# WHAT IS BEING ASKED
A verbatim reproduction of the following listing is required; omit the pictures.
+++++
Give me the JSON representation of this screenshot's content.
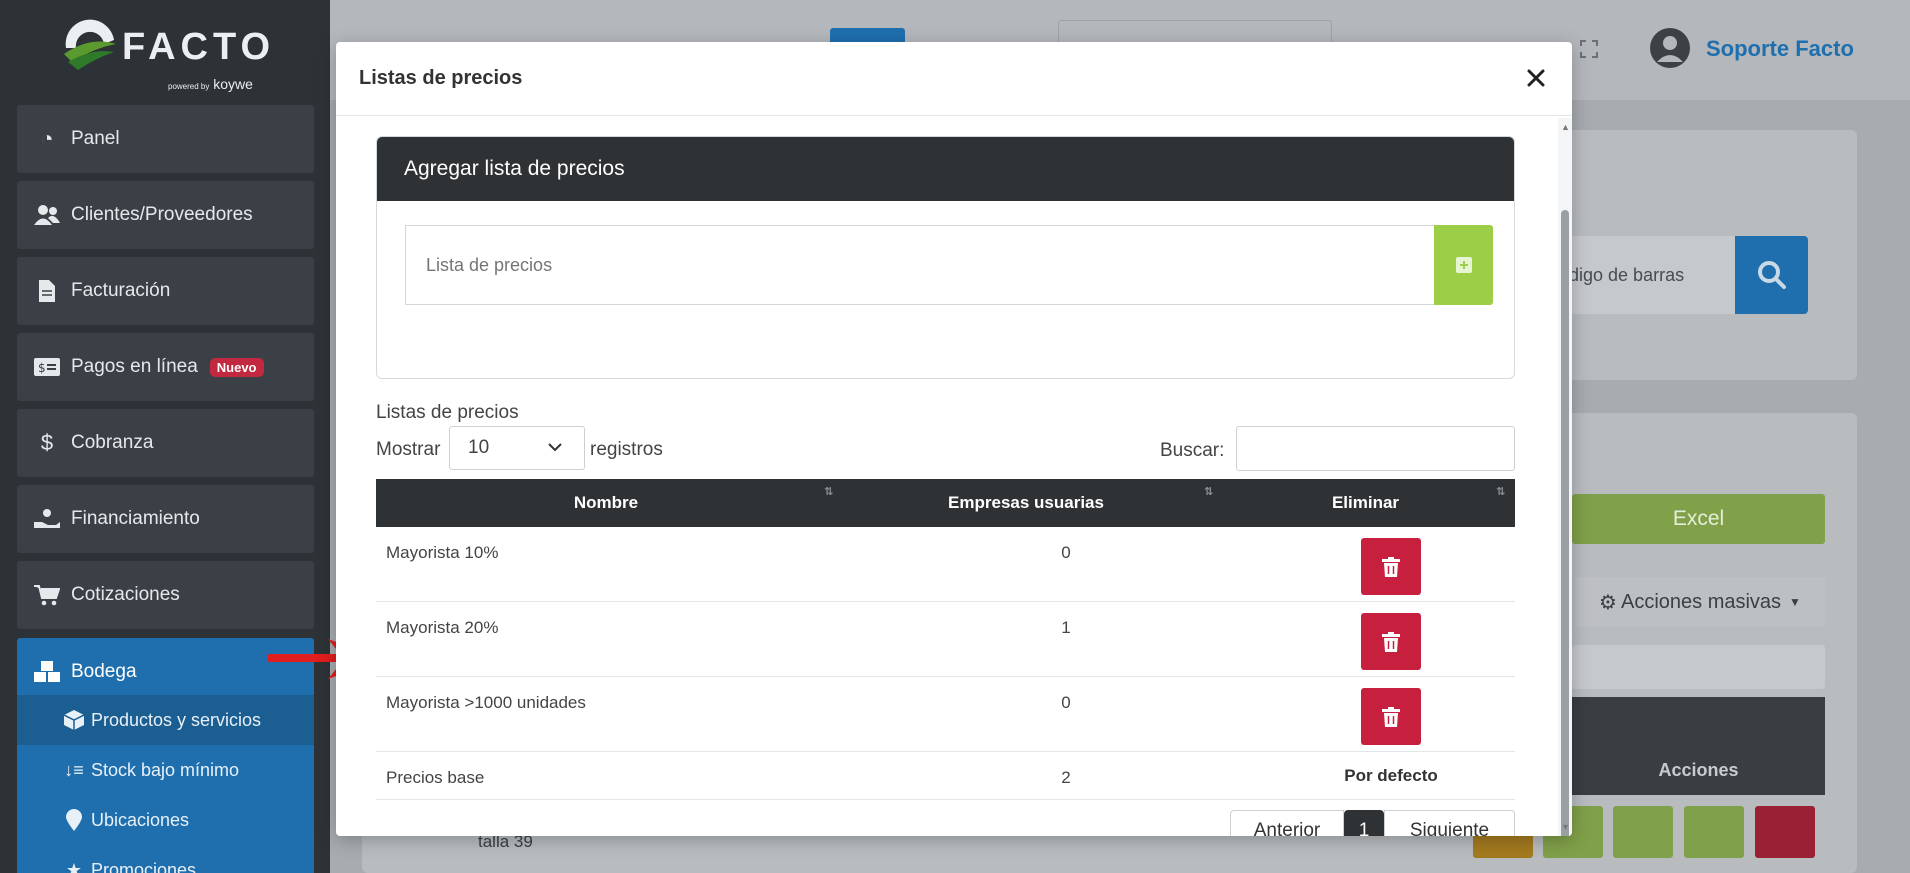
{
  "app": {
    "logo_text": "FACTO",
    "logo_sub_small": "powered by",
    "logo_sub": "koywe",
    "user_name": "Soporte Facto"
  },
  "sidebar": {
    "items": [
      {
        "label": "Panel",
        "icon": "pie-chart-icon"
      },
      {
        "label": "Clientes/Proveedores",
        "icon": "users-icon"
      },
      {
        "label": "Facturación",
        "icon": "document-icon"
      },
      {
        "label": "Pagos en línea",
        "icon": "money-card-icon",
        "badge": "Nuevo"
      },
      {
        "label": "Cobranza",
        "icon": "dollar-icon"
      },
      {
        "label": "Financiamiento",
        "icon": "hand-coin-icon"
      },
      {
        "label": "Cotizaciones",
        "icon": "cart-icon"
      },
      {
        "label": "Bodega",
        "icon": "boxes-icon"
      }
    ],
    "sub_items": [
      {
        "label": "Productos y servicios",
        "icon": "box-icon"
      },
      {
        "label": "Stock bajo mínimo",
        "icon": "sort-down-icon"
      },
      {
        "label": "Ubicaciones",
        "icon": "map-pin-icon"
      },
      {
        "label": "Promociones",
        "icon": "star-icon"
      }
    ]
  },
  "background": {
    "barcode_placeholder": "digo de barras",
    "excel_label": "Excel",
    "mass_actions_label": "Acciones masivas",
    "actions_header": "Acciones",
    "row_text": "talla 39",
    "colors": {
      "primary": "#1f6fae",
      "success": "#80a049",
      "danger": "#c7203f",
      "warning": "#d79a1f"
    }
  },
  "modal": {
    "title": "Listas de precios",
    "add_section": {
      "title": "Agregar lista de precios",
      "input_placeholder": "Lista de precios"
    },
    "list_label": "Listas de precios",
    "show_label": "Mostrar",
    "show_value": "10",
    "records_label": "registros",
    "search_label": "Buscar:",
    "table": {
      "headers": [
        "Nombre",
        "Empresas usuarias",
        "Eliminar"
      ],
      "rows": [
        {
          "name": "Mayorista 10%",
          "count": "0",
          "deletable": true
        },
        {
          "name": "Mayorista 20%",
          "count": "1",
          "deletable": true
        },
        {
          "name": "Mayorista >1000 unidades",
          "count": "0",
          "deletable": true
        },
        {
          "name": "Precios base",
          "count": "2",
          "deletable": false,
          "default_label": "Por defecto"
        }
      ]
    },
    "pagination": {
      "prev": "Anterior",
      "current": "1",
      "next": "Siguiente"
    }
  }
}
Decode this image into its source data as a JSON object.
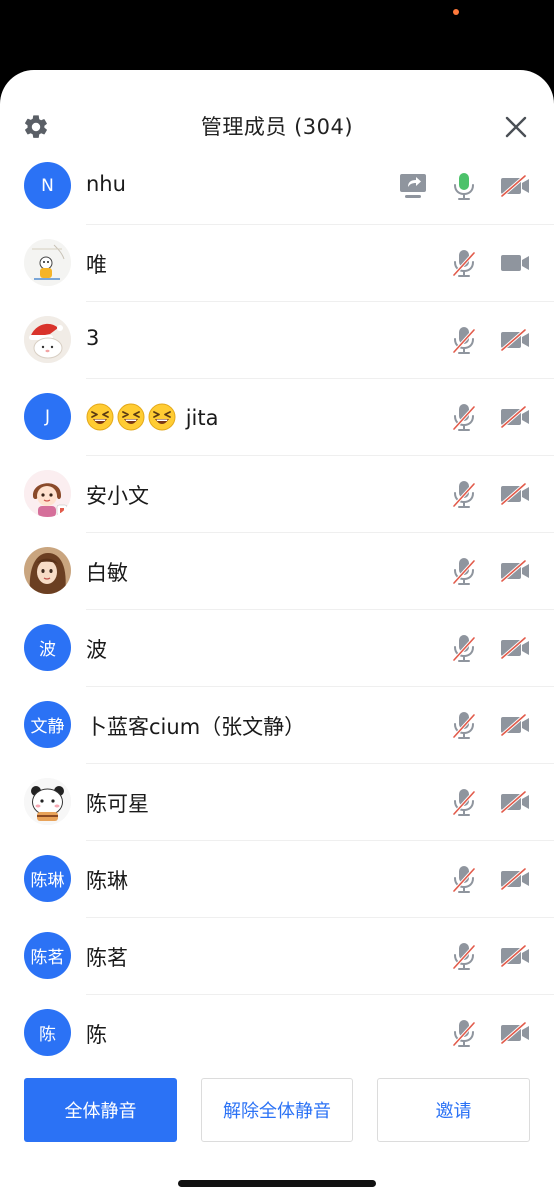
{
  "header": {
    "title": "管理成员 (304)",
    "settings_icon": "gear-icon",
    "close_icon": "close-icon"
  },
  "colors": {
    "accent": "#2b72f5",
    "muted_slash": "#e25b4b",
    "icon_gray": "#8f959e"
  },
  "members": [
    {
      "name": "nhu",
      "avatar_type": "letter",
      "avatar_text": "N",
      "sharing": true,
      "mic_muted": false,
      "mic_active": true,
      "camera_off": true
    },
    {
      "name": "唯",
      "avatar_type": "image",
      "avatar_image": "cartoon-cat-on-swing",
      "sharing": false,
      "mic_muted": true,
      "mic_active": false,
      "camera_off": false
    },
    {
      "name": "3",
      "avatar_type": "image",
      "avatar_image": "santa-hat-cat",
      "sharing": false,
      "mic_muted": true,
      "mic_active": false,
      "camera_off": true
    },
    {
      "name": "jita",
      "name_prefix_emoji": "grinning-squinting-face",
      "name_prefix_emoji_count": 3,
      "avatar_type": "letter",
      "avatar_text": "J",
      "sharing": false,
      "mic_muted": true,
      "mic_active": false,
      "camera_off": true
    },
    {
      "name": "安小文",
      "avatar_type": "image",
      "avatar_image": "cartoon-girl",
      "sharing": false,
      "mic_muted": true,
      "mic_active": false,
      "camera_off": true
    },
    {
      "name": "白敏",
      "avatar_type": "image",
      "avatar_image": "illustrated-woman",
      "sharing": false,
      "mic_muted": true,
      "mic_active": false,
      "camera_off": true
    },
    {
      "name": "波",
      "avatar_type": "letter",
      "avatar_text": "波",
      "sharing": false,
      "mic_muted": true,
      "mic_active": false,
      "camera_off": true
    },
    {
      "name": "卜蓝客cium（张文静）",
      "avatar_type": "letter",
      "avatar_text": "文静",
      "sharing": false,
      "mic_muted": true,
      "mic_active": false,
      "camera_off": true
    },
    {
      "name": "陈可星",
      "avatar_type": "image",
      "avatar_image": "panda-bear-cartoon",
      "sharing": false,
      "mic_muted": true,
      "mic_active": false,
      "camera_off": true
    },
    {
      "name": "陈琳",
      "avatar_type": "letter",
      "avatar_text": "陈琳",
      "sharing": false,
      "mic_muted": true,
      "mic_active": false,
      "camera_off": true
    },
    {
      "name": "陈茗",
      "avatar_type": "letter",
      "avatar_text": "陈茗",
      "sharing": false,
      "mic_muted": true,
      "mic_active": false,
      "camera_off": true
    },
    {
      "name": "陈",
      "avatar_type": "letter",
      "avatar_text": "陈",
      "sharing": false,
      "mic_muted": true,
      "mic_active": false,
      "camera_off": true
    }
  ],
  "actions": {
    "mute_all": "全体静音",
    "unmute_all": "解除全体静音",
    "invite": "邀请"
  }
}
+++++
# FINAL ANSWER
Give me the JSON representation of this screenshot's content.
{
  "app": {
    "logo_text": "FACTO",
    "logo_sub_small": "powered by",
    "logo_sub": "koywe",
    "user_name": "Soporte Facto"
  },
  "sidebar": {
    "items": [
      {
        "label": "Panel",
        "icon": "pie-chart-icon"
      },
      {
        "label": "Clientes/Proveedores",
        "icon": "users-icon"
      },
      {
        "label": "Facturación",
        "icon": "document-icon"
      },
      {
        "label": "Pagos en línea",
        "icon": "money-card-icon",
        "badge": "Nuevo"
      },
      {
        "label": "Cobranza",
        "icon": "dollar-icon"
      },
      {
        "label": "Financiamiento",
        "icon": "hand-coin-icon"
      },
      {
        "label": "Cotizaciones",
        "icon": "cart-icon"
      },
      {
        "label": "Bodega",
        "icon": "boxes-icon"
      }
    ],
    "sub_items": [
      {
        "label": "Productos y servicios",
        "icon": "box-icon"
      },
      {
        "label": "Stock bajo mínimo",
        "icon": "sort-down-icon"
      },
      {
        "label": "Ubicaciones",
        "icon": "map-pin-icon"
      },
      {
        "label": "Promociones",
        "icon": "star-icon"
      }
    ]
  },
  "background": {
    "barcode_placeholder": "digo de barras",
    "excel_label": "Excel",
    "mass_actions_label": "Acciones masivas",
    "actions_header": "Acciones",
    "row_text": "talla 39",
    "colors": {
      "primary": "#1f6fae",
      "success": "#80a049",
      "danger": "#c7203f",
      "warning": "#d79a1f"
    }
  },
  "modal": {
    "title": "Listas de precios",
    "add_section": {
      "title": "Agregar lista de precios",
      "input_placeholder": "Lista de precios"
    },
    "list_label": "Listas de precios",
    "show_label": "Mostrar",
    "show_value": "10",
    "records_label": "registros",
    "search_label": "Buscar:",
    "table": {
      "headers": [
        "Nombre",
        "Empresas usuarias",
        "Eliminar"
      ],
      "rows": [
        {
          "name": "Mayorista 10%",
          "count": "0",
          "deletable": true
        },
        {
          "name": "Mayorista 20%",
          "count": "1",
          "deletable": true
        },
        {
          "name": "Mayorista >1000 unidades",
          "count": "0",
          "deletable": true
        },
        {
          "name": "Precios base",
          "count": "2",
          "deletable": false,
          "default_label": "Por defecto"
        }
      ]
    },
    "pagination": {
      "prev": "Anterior",
      "current": "1",
      "next": "Siguiente"
    }
  }
}
Decode this image into its source data as a JSON object.
{
  "header": {
    "title": "管理成员 (304)",
    "settings_icon": "gear-icon",
    "close_icon": "close-icon"
  },
  "colors": {
    "accent": "#2b72f5",
    "muted_slash": "#e25b4b",
    "icon_gray": "#8f959e"
  },
  "members": [
    {
      "name": "nhu",
      "avatar_type": "letter",
      "avatar_text": "N",
      "sharing": true,
      "mic_muted": false,
      "mic_active": true,
      "camera_off": true
    },
    {
      "name": "唯",
      "avatar_type": "image",
      "avatar_image": "cartoon-cat-on-swing",
      "sharing": false,
      "mic_muted": true,
      "mic_active": false,
      "camera_off": false
    },
    {
      "name": "3",
      "avatar_type": "image",
      "avatar_image": "santa-hat-cat",
      "sharing": false,
      "mic_muted": true,
      "mic_active": false,
      "camera_off": true
    },
    {
      "name": "jita",
      "name_prefix_emoji": "grinning-squinting-face",
      "name_prefix_emoji_count": 3,
      "avatar_type": "letter",
      "avatar_text": "J",
      "sharing": false,
      "mic_muted": true,
      "mic_active": false,
      "camera_off": true
    },
    {
      "name": "安小文",
      "avatar_type": "image",
      "avatar_image": "cartoon-girl",
      "sharing": false,
      "mic_muted": true,
      "mic_active": false,
      "camera_off": true
    },
    {
      "name": "白敏",
      "avatar_type": "image",
      "avatar_image": "illustrated-woman",
      "sharing": false,
      "mic_muted": true,
      "mic_active": false,
      "camera_off": true
    },
    {
      "name": "波",
      "avatar_type": "letter",
      "avatar_text": "波",
      "sharing": false,
      "mic_muted": true,
      "mic_active": false,
      "camera_off": true
    },
    {
      "name": "卜蓝客cium（张文静）",
      "avatar_type": "letter",
      "avatar_text": "文静",
      "sharing": false,
      "mic_muted": true,
      "mic_active": false,
      "camera_off": true
    },
    {
      "name": "陈可星",
      "avatar_type": "image",
      "avatar_image": "panda-bear-cartoon",
      "sharing": false,
      "mic_muted": true,
      "mic_active": false,
      "camera_off": true
    },
    {
      "name": "陈琳",
      "avatar_type": "letter",
      "avatar_text": "陈琳",
      "sharing": false,
      "mic_muted": true,
      "mic_active": false,
      "camera_off": true
    },
    {
      "name": "陈茗",
      "avatar_type": "letter",
      "avatar_text": "陈茗",
      "sharing": false,
      "mic_muted": true,
      "mic_active": false,
      "camera_off": true
    },
    {
      "name": "陈",
      "avatar_type": "letter",
      "avatar_text": "陈",
      "sharing": false,
      "mic_muted": true,
      "mic_active": false,
      "camera_off": true
    }
  ],
  "actions": {
    "mute_all": "全体静音",
    "unmute_all": "解除全体静音",
    "invite": "邀请"
  }
}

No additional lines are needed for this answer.